WHAT THE TASK REQUIRES: Please reproduce all entries word for word and omit their pictures.

====== TASK DATA ======

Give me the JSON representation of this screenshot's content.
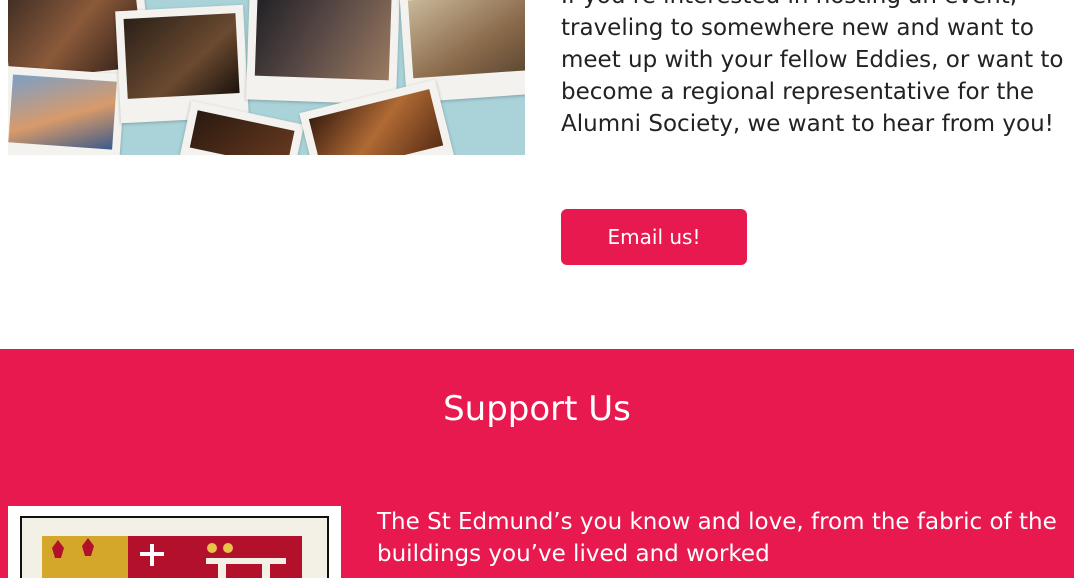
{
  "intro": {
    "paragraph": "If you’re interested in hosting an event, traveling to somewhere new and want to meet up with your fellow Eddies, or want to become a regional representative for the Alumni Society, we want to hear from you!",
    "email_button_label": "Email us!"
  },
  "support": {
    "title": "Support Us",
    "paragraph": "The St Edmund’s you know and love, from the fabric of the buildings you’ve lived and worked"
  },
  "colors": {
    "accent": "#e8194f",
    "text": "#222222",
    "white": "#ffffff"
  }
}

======

YOUR RESPONSE:
Give me the JSON representation of this screenshot's content.
{
  "intro": {
    "paragraph": "If you’re interested in hosting an event, traveling to somewhere new and want to meet up with your fellow Eddies, or want to become a regional representative for the Alumni Society, we want to hear from you!",
    "email_button_label": "Email us!"
  },
  "support": {
    "title": "Support Us",
    "paragraph": "The St Edmund’s you know and love, from the fabric of the buildings you’ve lived and worked"
  },
  "colors": {
    "accent": "#e8194f",
    "text": "#222222",
    "white": "#ffffff"
  }
}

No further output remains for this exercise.